* GOAL OF THE EXERCISE:
Go through the data and say how many lines include the string "Spotlight"; return only the figure.

* INPUT MATERIAL:
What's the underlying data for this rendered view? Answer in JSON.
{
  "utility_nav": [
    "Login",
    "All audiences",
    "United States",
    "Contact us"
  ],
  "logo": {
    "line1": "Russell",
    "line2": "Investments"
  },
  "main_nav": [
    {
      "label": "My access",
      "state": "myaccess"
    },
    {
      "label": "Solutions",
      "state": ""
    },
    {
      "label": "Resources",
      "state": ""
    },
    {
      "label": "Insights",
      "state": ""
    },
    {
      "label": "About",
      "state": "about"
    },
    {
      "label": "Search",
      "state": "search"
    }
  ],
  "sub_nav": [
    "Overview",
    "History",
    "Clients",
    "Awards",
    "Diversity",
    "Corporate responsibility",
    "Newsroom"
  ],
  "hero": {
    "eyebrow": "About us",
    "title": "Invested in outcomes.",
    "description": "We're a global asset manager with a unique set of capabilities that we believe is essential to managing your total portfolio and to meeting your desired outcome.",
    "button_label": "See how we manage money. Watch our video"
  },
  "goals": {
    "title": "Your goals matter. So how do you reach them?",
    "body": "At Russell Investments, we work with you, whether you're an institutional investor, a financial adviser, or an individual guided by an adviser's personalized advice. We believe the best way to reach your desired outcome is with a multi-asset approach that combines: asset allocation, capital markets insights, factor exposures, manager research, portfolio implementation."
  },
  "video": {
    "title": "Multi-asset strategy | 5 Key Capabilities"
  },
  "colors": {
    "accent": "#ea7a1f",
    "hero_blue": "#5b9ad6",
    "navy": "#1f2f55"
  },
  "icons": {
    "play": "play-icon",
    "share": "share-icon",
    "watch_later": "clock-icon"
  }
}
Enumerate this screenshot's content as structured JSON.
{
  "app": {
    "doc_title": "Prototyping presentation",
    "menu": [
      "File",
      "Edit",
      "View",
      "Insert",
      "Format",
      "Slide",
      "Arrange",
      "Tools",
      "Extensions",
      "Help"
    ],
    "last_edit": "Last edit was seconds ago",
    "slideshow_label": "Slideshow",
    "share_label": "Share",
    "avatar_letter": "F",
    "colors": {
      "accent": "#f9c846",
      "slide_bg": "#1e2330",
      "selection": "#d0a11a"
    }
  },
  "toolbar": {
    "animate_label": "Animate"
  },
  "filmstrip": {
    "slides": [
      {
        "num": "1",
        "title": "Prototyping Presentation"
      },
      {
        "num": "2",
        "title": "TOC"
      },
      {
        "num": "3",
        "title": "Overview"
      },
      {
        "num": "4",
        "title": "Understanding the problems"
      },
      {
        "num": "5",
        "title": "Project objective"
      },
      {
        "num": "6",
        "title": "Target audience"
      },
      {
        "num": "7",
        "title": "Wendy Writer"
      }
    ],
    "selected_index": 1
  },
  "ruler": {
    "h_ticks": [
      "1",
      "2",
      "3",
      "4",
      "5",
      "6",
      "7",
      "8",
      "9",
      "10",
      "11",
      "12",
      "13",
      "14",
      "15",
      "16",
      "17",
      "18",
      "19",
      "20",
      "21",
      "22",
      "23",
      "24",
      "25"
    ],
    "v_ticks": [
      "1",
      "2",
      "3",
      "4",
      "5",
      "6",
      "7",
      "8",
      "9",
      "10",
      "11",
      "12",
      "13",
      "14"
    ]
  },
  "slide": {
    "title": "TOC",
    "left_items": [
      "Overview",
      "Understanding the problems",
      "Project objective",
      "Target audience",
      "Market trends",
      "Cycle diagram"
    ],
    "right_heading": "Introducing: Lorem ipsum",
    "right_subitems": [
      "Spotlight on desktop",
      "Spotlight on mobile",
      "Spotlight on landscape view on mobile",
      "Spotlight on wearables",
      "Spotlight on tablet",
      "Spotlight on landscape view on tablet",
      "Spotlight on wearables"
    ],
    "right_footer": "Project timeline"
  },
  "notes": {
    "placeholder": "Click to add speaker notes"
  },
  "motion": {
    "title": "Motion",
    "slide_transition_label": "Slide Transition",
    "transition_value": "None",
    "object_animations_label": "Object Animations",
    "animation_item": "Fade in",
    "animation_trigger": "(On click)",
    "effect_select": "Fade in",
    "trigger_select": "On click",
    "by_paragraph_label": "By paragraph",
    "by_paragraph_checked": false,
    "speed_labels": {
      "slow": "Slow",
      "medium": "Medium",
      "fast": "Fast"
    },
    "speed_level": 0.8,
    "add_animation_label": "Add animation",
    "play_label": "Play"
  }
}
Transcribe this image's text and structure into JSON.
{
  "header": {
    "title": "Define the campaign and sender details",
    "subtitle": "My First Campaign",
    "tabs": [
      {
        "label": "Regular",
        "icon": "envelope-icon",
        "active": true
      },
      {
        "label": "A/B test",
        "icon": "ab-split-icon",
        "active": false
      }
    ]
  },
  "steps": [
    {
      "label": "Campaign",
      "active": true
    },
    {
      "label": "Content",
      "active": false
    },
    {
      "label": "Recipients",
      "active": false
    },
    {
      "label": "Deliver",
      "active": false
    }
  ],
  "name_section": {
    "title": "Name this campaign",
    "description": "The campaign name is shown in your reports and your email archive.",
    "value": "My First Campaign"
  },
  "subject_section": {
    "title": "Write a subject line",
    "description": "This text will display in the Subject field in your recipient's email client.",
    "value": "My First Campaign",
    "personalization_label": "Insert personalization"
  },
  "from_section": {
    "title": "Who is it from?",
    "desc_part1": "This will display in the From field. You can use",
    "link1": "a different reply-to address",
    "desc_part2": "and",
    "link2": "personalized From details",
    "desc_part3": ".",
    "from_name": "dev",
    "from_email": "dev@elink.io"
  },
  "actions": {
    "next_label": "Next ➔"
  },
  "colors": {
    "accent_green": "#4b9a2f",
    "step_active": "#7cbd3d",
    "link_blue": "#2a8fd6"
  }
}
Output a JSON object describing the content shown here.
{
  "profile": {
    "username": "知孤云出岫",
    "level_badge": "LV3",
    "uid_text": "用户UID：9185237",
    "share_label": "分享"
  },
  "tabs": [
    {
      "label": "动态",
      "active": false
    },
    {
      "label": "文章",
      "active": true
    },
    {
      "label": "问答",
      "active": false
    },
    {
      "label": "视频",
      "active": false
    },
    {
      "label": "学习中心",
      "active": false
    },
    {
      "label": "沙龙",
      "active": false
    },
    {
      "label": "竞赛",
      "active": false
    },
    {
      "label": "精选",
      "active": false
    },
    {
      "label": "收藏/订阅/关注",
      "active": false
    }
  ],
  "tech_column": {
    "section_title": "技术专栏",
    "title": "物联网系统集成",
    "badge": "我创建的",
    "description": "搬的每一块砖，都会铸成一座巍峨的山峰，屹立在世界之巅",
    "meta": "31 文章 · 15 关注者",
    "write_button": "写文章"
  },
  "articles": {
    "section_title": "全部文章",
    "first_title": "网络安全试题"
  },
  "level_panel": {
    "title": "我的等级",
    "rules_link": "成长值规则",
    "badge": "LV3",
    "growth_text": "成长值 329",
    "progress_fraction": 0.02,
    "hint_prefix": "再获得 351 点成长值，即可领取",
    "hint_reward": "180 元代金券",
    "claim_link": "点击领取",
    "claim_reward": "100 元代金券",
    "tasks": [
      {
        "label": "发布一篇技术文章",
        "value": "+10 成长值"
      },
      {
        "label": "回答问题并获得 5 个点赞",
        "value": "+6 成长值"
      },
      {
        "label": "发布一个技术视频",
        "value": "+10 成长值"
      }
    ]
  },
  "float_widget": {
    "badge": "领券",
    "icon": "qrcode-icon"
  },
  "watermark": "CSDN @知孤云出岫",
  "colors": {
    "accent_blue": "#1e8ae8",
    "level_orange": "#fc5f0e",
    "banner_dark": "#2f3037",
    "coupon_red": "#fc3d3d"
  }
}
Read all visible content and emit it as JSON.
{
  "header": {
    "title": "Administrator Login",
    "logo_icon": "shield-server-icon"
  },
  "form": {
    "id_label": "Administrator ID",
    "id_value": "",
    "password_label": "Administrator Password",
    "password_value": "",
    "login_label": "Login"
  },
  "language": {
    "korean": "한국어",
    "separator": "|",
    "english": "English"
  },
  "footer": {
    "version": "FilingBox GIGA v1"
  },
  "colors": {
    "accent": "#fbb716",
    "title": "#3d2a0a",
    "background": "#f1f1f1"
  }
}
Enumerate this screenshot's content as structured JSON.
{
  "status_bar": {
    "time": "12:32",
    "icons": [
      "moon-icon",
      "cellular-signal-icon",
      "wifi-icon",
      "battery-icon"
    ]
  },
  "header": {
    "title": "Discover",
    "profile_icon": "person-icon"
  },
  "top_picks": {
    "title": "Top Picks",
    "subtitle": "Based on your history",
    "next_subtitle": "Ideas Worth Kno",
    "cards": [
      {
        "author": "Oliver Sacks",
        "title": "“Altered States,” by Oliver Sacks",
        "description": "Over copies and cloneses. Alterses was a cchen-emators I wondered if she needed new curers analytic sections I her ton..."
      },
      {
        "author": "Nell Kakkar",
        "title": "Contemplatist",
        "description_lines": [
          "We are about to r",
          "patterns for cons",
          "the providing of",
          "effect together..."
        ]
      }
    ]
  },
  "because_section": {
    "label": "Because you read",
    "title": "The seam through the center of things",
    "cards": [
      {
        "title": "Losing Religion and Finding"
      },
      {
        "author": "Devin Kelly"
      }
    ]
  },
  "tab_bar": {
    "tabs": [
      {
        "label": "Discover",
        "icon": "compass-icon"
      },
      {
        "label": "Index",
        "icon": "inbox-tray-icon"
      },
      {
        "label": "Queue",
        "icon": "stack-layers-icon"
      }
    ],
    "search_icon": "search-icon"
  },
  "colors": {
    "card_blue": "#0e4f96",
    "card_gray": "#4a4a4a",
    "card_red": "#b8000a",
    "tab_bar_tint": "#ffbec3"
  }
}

* RESULT:
7